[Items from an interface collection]
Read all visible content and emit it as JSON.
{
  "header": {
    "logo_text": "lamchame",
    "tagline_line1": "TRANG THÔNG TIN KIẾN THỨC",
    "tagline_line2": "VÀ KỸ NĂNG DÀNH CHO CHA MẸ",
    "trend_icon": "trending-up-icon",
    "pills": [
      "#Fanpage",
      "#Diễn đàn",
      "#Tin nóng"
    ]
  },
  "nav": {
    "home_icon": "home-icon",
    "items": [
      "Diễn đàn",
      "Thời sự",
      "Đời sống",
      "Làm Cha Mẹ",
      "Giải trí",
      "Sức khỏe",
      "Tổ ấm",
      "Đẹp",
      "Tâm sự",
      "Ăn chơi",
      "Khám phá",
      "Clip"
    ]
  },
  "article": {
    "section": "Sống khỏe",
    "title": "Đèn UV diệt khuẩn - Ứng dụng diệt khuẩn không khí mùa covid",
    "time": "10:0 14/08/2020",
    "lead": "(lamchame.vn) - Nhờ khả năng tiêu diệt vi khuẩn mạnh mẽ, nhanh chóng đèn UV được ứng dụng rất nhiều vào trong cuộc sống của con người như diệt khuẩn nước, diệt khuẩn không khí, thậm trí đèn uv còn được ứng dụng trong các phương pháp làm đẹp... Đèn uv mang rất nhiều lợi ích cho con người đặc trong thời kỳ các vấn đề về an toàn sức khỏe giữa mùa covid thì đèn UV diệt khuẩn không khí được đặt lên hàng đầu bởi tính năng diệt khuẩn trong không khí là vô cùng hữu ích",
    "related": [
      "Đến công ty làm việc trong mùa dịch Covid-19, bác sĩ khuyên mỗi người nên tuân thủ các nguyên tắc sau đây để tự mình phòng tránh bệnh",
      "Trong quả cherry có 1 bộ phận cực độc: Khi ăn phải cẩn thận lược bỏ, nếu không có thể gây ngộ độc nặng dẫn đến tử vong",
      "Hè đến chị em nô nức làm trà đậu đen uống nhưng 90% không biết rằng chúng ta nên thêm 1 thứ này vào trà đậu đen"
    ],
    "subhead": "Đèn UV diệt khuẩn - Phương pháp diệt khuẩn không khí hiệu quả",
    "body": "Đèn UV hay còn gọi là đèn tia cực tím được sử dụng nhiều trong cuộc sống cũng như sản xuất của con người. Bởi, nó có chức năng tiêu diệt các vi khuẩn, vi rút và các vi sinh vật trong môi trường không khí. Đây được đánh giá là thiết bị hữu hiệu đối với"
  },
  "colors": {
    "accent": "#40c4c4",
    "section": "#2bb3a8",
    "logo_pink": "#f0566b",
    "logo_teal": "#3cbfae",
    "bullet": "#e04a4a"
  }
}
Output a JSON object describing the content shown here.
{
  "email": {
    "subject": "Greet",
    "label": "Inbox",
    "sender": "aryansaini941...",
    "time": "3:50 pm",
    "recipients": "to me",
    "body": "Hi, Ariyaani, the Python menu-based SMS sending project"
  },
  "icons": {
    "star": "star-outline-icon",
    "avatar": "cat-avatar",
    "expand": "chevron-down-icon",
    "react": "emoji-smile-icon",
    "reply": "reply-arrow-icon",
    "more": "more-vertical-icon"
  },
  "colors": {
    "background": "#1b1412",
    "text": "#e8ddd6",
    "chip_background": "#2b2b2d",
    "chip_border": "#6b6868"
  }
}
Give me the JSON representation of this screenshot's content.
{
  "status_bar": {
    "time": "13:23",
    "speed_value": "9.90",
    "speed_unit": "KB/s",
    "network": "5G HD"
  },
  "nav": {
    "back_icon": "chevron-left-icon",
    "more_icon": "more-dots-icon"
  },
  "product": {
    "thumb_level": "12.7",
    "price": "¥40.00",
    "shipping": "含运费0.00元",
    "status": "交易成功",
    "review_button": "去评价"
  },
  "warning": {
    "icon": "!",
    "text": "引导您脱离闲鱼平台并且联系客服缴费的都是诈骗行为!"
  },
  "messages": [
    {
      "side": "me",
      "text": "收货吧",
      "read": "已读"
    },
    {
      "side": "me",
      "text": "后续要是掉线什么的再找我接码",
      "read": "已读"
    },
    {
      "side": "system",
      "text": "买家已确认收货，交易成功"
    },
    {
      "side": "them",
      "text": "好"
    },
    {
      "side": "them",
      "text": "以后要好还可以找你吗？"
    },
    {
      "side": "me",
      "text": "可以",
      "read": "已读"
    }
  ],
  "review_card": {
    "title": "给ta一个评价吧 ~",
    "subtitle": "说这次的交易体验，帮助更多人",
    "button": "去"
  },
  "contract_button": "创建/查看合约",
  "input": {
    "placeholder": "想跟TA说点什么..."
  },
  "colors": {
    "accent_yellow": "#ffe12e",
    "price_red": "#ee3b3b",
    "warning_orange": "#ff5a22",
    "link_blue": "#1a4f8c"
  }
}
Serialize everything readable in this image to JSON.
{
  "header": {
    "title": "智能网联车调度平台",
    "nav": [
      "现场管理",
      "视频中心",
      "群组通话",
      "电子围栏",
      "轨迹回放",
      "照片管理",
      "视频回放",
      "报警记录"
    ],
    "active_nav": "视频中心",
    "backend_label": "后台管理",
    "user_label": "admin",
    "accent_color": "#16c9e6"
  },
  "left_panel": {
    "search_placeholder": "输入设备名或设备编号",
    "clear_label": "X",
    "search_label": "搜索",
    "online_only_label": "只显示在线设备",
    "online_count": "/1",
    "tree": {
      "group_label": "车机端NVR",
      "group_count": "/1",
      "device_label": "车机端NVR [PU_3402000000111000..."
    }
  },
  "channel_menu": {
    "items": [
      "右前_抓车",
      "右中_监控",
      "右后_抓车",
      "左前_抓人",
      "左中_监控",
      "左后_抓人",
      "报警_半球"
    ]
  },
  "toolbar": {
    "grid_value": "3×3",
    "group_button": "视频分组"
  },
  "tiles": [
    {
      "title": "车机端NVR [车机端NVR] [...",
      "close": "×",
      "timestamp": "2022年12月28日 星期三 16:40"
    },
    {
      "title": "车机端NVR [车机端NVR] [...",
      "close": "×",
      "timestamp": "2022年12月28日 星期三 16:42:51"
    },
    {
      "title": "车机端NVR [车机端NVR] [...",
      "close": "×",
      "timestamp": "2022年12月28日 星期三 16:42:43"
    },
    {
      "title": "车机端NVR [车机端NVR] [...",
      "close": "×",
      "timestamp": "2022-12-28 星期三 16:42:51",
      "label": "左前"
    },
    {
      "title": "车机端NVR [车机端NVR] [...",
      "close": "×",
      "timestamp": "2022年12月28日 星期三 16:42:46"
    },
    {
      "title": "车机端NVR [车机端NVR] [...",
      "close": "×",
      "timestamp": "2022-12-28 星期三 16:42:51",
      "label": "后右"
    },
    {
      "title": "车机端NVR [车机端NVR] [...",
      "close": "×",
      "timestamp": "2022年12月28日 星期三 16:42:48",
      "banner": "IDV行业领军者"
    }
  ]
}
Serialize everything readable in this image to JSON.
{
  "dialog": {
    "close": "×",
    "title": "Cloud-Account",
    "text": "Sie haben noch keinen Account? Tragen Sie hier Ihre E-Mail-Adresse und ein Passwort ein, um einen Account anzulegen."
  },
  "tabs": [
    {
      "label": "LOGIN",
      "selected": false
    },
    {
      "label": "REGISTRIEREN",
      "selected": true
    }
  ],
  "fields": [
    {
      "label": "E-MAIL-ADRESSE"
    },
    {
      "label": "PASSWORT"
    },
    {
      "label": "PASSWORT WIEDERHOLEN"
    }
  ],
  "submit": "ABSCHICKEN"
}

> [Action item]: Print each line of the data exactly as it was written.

> [Result]:
Read all visible content and emit it as JSON.
{
  "header": {
    "logo_text": "lamchame",
    "tagline_line1": "TRANG THÔNG TIN KIẾN THỨC",
    "tagline_line2": "VÀ KỸ NĂNG DÀNH CHO CHA MẸ",
    "trend_icon": "trending-up-icon",
    "pills": [
      "#Fanpage",
      "#Diễn đàn",
      "#Tin nóng"
    ]
  },
  "nav": {
    "home_icon": "home-icon",
    "items": [
      "Diễn đàn",
      "Thời sự",
      "Đời sống",
      "Làm Cha Mẹ",
      "Giải trí",
      "Sức khỏe",
      "Tổ ấm",
      "Đẹp",
      "Tâm sự",
      "Ăn chơi",
      "Khám phá",
      "Clip"
    ]
  },
  "article": {
    "section": "Sống khỏe",
    "title": "Đèn UV diệt khuẩn - Ứng dụng diệt khuẩn không khí mùa covid",
    "time": "10:0 14/08/2020",
    "lead": "(lamchame.vn) - Nhờ khả năng tiêu diệt vi khuẩn mạnh mẽ, nhanh chóng đèn UV được ứng dụng rất nhiều vào trong cuộc sống của con người như diệt khuẩn nước, diệt khuẩn không khí, thậm trí đèn uv còn được ứng dụng trong các phương pháp làm đẹp... Đèn uv mang rất nhiều lợi ích cho con người đặc trong thời kỳ các vấn đề về an toàn sức khỏe giữa mùa covid thì đèn UV diệt khuẩn không khí được đặt lên hàng đầu bởi tính năng diệt khuẩn trong không khí là vô cùng hữu ích",
    "related": [
      "Đến công ty làm việc trong mùa dịch Covid-19, bác sĩ khuyên mỗi người nên tuân thủ các nguyên tắc sau đây để tự mình phòng tránh bệnh",
      "Trong quả cherry có 1 bộ phận cực độc: Khi ăn phải cẩn thận lược bỏ, nếu không có thể gây ngộ độc nặng dẫn đến tử vong",
      "Hè đến chị em nô nức làm trà đậu đen uống nhưng 90% không biết rằng chúng ta nên thêm 1 thứ này vào trà đậu đen"
    ],
    "subhead": "Đèn UV diệt khuẩn - Phương pháp diệt khuẩn không khí hiệu quả",
    "body": "Đèn UV hay còn gọi là đèn tia cực tím được sử dụng nhiều trong cuộc sống cũng như sản xuất của con người. Bởi, nó có chức năng tiêu diệt các vi khuẩn, vi rút và các vi sinh vật trong môi trường không khí. Đây được đánh giá là thiết bị hữu hiệu đối với"
  },
  "colors": {
    "accent": "#40c4c4",
    "section": "#2bb3a8",
    "logo_pink": "#f0566b",
    "logo_teal": "#3cbfae",
    "bullet": "#e04a4a"
  }
}
Output a JSON object describing the content shown here.
{
  "email": {
    "subject": "Greet",
    "label": "Inbox",
    "sender": "aryansaini941...",
    "time": "3:50 pm",
    "recipients": "to me",
    "body": "Hi, Ariyaani, the Python menu-based SMS sending project"
  },
  "icons": {
    "star": "star-outline-icon",
    "avatar": "cat-avatar",
    "expand": "chevron-down-icon",
    "react": "emoji-smile-icon",
    "reply": "reply-arrow-icon",
    "more": "more-vertical-icon"
  },
  "colors": {
    "background": "#1b1412",
    "text": "#e8ddd6",
    "chip_background": "#2b2b2d",
    "chip_border": "#6b6868"
  }
}
Give me the JSON representation of this screenshot's content.
{
  "status_bar": {
    "time": "13:23",
    "speed_value": "9.90",
    "speed_unit": "KB/s",
    "network": "5G HD"
  },
  "nav": {
    "back_icon": "chevron-left-icon",
    "more_icon": "more-dots-icon"
  },
  "product": {
    "thumb_level": "12.7",
    "price": "¥40.00",
    "shipping": "含运费0.00元",
    "status": "交易成功",
    "review_button": "去评价"
  },
  "warning": {
    "icon": "!",
    "text": "引导您脱离闲鱼平台并且联系客服缴费的都是诈骗行为!"
  },
  "messages": [
    {
      "side": "me",
      "text": "收货吧",
      "read": "已读"
    },
    {
      "side": "me",
      "text": "后续要是掉线什么的再找我接码",
      "read": "已读"
    },
    {
      "side": "system",
      "text": "买家已确认收货，交易成功"
    },
    {
      "side": "them",
      "text": "好"
    },
    {
      "side": "them",
      "text": "以后要好还可以找你吗？"
    },
    {
      "side": "me",
      "text": "可以",
      "read": "已读"
    }
  ],
  "review_card": {
    "title": "给ta一个评价吧 ~",
    "subtitle": "说这次的交易体验，帮助更多人",
    "button": "去"
  },
  "contract_button": "创建/查看合约",
  "input": {
    "placeholder": "想跟TA说点什么..."
  },
  "colors": {
    "accent_yellow": "#ffe12e",
    "price_red": "#ee3b3b",
    "warning_orange": "#ff5a22",
    "link_blue": "#1a4f8c"
  }
}
Serialize everything readable in this image to JSON.
{
  "header": {
    "title": "智能网联车调度平台",
    "nav": [
      "现场管理",
      "视频中心",
      "群组通话",
      "电子围栏",
      "轨迹回放",
      "照片管理",
      "视频回放",
      "报警记录"
    ],
    "active_nav": "视频中心",
    "backend_label": "后台管理",
    "user_label": "admin",
    "accent_color": "#16c9e6"
  },
  "left_panel": {
    "search_placeholder": "输入设备名或设备编号",
    "clear_label": "X",
    "search_label": "搜索",
    "online_only_label": "只显示在线设备",
    "online_count": "/1",
    "tree": {
      "group_label": "车机端NVR",
      "group_count": "/1",
      "device_label": "车机端NVR [PU_3402000000111000..."
    }
  },
  "channel_menu": {
    "items": [
      "右前_抓车",
      "右中_监控",
      "右后_抓车",
      "左前_抓人",
      "左中_监控",
      "左后_抓人",
      "报警_半球"
    ]
  },
  "toolbar": {
    "grid_value": "3×3",
    "group_button": "视频分组"
  },
  "tiles": [
    {
      "title": "车机端NVR [车机端NVR] [...",
      "close": "×",
      "timestamp": "2022年12月28日 星期三 16:40"
    },
    {
      "title": "车机端NVR [车机端NVR] [...",
      "close": "×",
      "timestamp": "2022年12月28日 星期三 16:42:51"
    },
    {
      "title": "车机端NVR [车机端NVR] [...",
      "close": "×",
      "timestamp": "2022年12月28日 星期三 16:42:43"
    },
    {
      "title": "车机端NVR [车机端NVR] [...",
      "close": "×",
      "timestamp": "2022-12-28 星期三 16:42:51",
      "label": "左前"
    },
    {
      "title": "车机端NVR [车机端NVR] [...",
      "close": "×",
      "timestamp": "2022年12月28日 星期三 16:42:46"
    },
    {
      "title": "车机端NVR [车机端NVR] [...",
      "close": "×",
      "timestamp": "2022-12-28 星期三 16:42:51",
      "label": "后右"
    },
    {
      "title": "车机端NVR [车机端NVR] [...",
      "close": "×",
      "timestamp": "2022年12月28日 星期三 16:42:48",
      "banner": "IDV行业领军者"
    }
  ]
}
Serialize everything readable in this image to JSON.
{
  "dialog": {
    "close": "×",
    "title": "Cloud-Account",
    "text": "Sie haben noch keinen Account? Tragen Sie hier Ihre E-Mail-Adresse und ein Passwort ein, um einen Account anzulegen."
  },
  "tabs": [
    {
      "label": "LOGIN",
      "selected": false
    },
    {
      "label": "REGISTRIEREN",
      "selected": true
    }
  ],
  "fields": [
    {
      "label": "E-MAIL-ADRESSE"
    },
    {
      "label": "PASSWORT"
    },
    {
      "label": "PASSWORT WIEDERHOLEN"
    }
  ],
  "submit": "ABSCHICKEN"
}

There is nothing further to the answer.